The stopgap measure passed the House with overwhelming bipartisan support early in the afternoon, sending the legislation to the Senate less than 10 hours before the midnight deadline.
However, the bill hit a snag in the upper chamber after Sen. Michael Bennett (D-CO) threatened to stall passage because of its exclusion of Ukraine aid, a provision that was stripped from the bipartisan spending deal due to a lack of GOP support. That delay pushed the final vote until after 8:30 p.m., giving lawmakers only a handful of hours to deliver the legislation to the president’s desk.
Bennett pushed leadership to commit to holding a separate vote on supplemental Ukraine aid, vowing not to advance the legislation until a vote was scheduled.
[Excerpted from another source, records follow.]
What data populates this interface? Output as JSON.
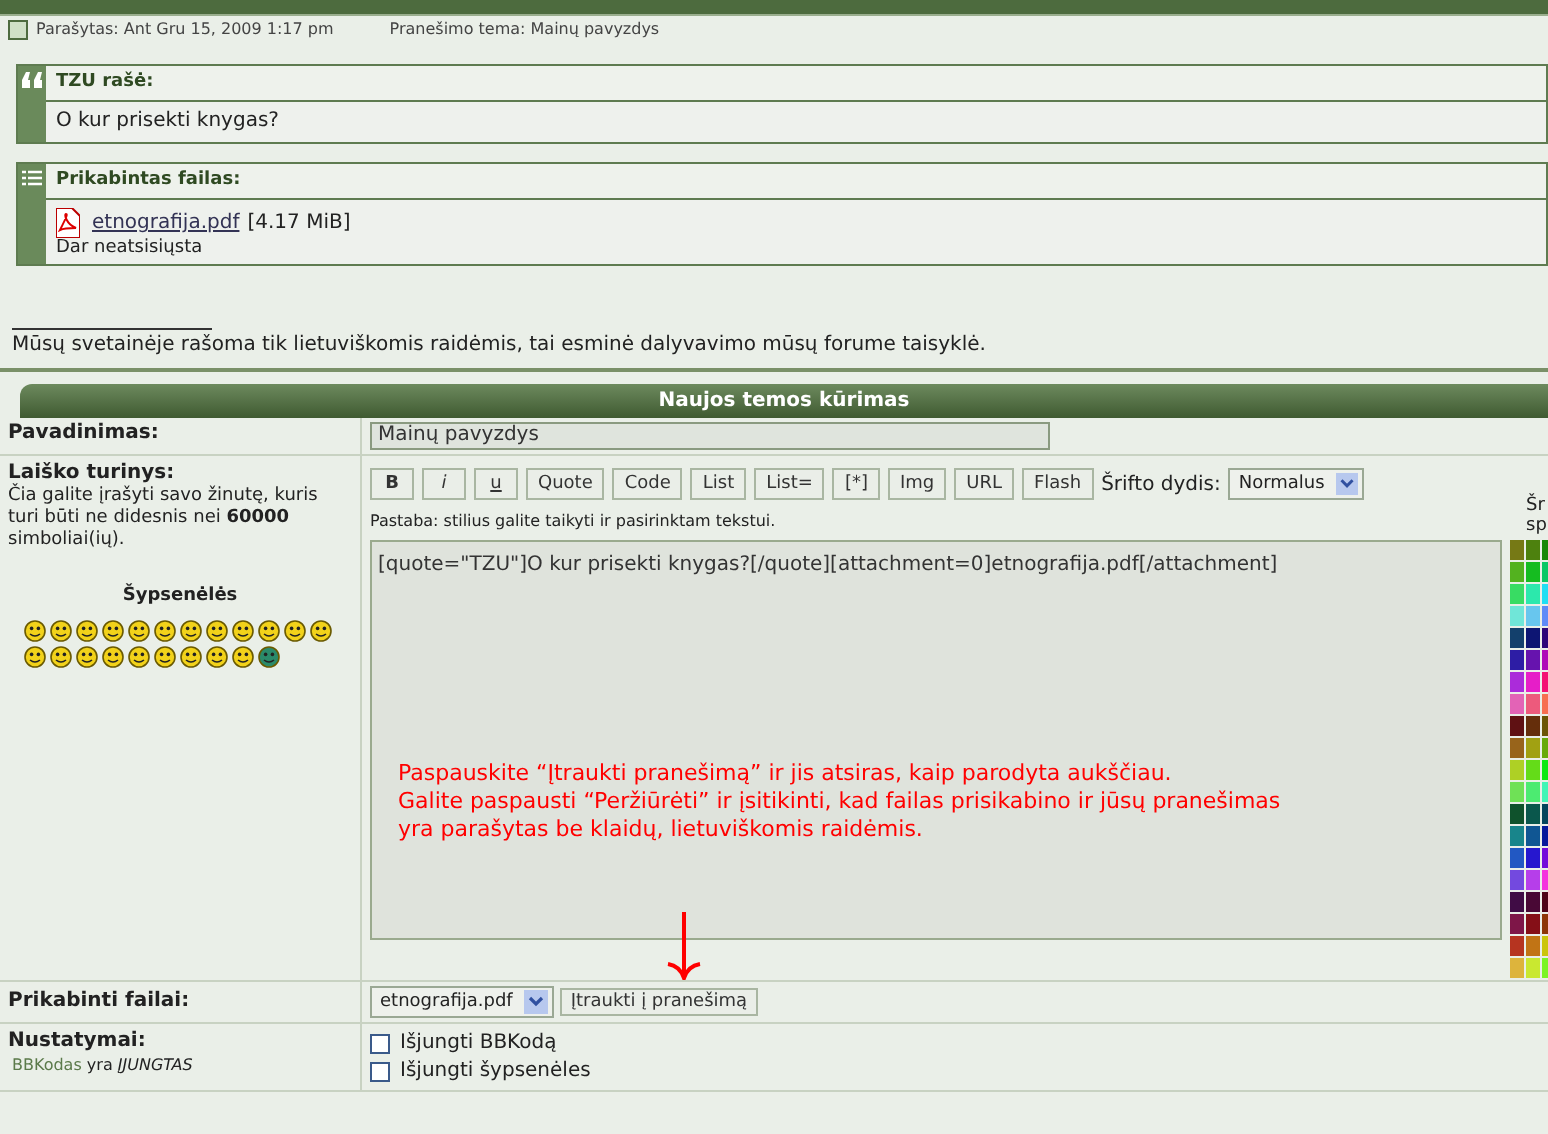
{
  "post_header": {
    "posted": "Parašytas: Ant Gru 15, 2009 1:17 pm",
    "subject": "Pranešimo tema: Mainų pavyzdys"
  },
  "quote": {
    "title": "TZU rašė:",
    "text": "O kur prisekti knygas?"
  },
  "attachment": {
    "title": "Prikabintas failas:",
    "file_name": "etnografija.pdf",
    "size": "[4.17 MiB]",
    "status": "Dar neatsisiųsta"
  },
  "signature": "Mūsų svetainėje rašoma tik lietuviškomis raidėmis, tai esminė dalyvavimo mūsų forume taisyklė.",
  "form": {
    "title": "Naujos temos kūrimas",
    "subject_label": "Pavadinimas:",
    "subject_value": "Mainų pavyzdys",
    "body_label": "Laiško turinys:",
    "body_hint": "Čia galite įrašyti savo žinutę, kuris turi būti ne didesnis nei **60000** simboliai(ių).",
    "smileys_label": "Šypsenėlės",
    "format_buttons": [
      {
        "label": "B",
        "kind": "bold"
      },
      {
        "label": "i",
        "kind": "italic"
      },
      {
        "label": "u",
        "kind": "underline"
      },
      {
        "label": "Quote",
        "kind": "plain"
      },
      {
        "label": "Code",
        "kind": "plain"
      },
      {
        "label": "List",
        "kind": "plain"
      },
      {
        "label": "List=",
        "kind": "plain"
      },
      {
        "label": "[*]",
        "kind": "plain"
      },
      {
        "label": "Img",
        "kind": "plain"
      },
      {
        "label": "URL",
        "kind": "plain"
      },
      {
        "label": "Flash",
        "kind": "plain"
      }
    ],
    "font_size_label": "Šrifto dydis:",
    "font_size": "Normalus",
    "tip": "Pastaba: stilius galite taikyti ir pasirinktam tekstui.",
    "body_value": "[quote=\"TZU\"]O kur prisekti knygas?[/quote][attachment=0]etnografija.pdf[/attachment]",
    "palette_label": [
      "Šr",
      "sp"
    ],
    "attach_label": "Prikabinti failai:",
    "attach_select": "etnografija.pdf",
    "attach_button": "Įtraukti į pranešimą",
    "options_label": "Nustatymai:",
    "bbcode_link": "BBKodas",
    "bbcode_state": "yra *ĮJUNGTAS*",
    "options": [
      {
        "label": "Išjungti BBKodą",
        "checked": false
      },
      {
        "label": "Išjungti šypsenėles",
        "checked": false
      }
    ]
  },
  "annotation": {
    "lines": [
      "Paspauskite “Įtraukti pranešimą” ir jis atsiras, kaip parodyta aukščiau.",
      "Galite paspausti “Peržiūrėti” ir įsitikinti, kad failas prisikabino ir jūsų pranešimas",
      "yra parašytas be klaidų, lietuviškomis raidėmis."
    ]
  }
}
Senate leaders came to an agreement with the Colorado Democrat to move forward with more Ukraine aid.
“We will not stop fighting for more economic and security assistance for Ukraine,” Senate Majority Leader Chuck Schumer (D-NY) said in a statement. “Majorities in both parties support Ukraine aid and doing more is vital for America’s security and for democracy around the world.”
The Senate later passed the legislation with an 88-9 vote, sending the legislation to Biden with only three hours until the midnight deadline. The president signed the stopgap measure shortly after 11 p.m., renewing funding for the next month and a half.
The House is scheduled to reconvene on Monday to restart work on passing the remainder of its spending bills, with plans to begin debate on its Energy and Water Development and Legislative Branch appropriations. The Senate will return on Tuesday.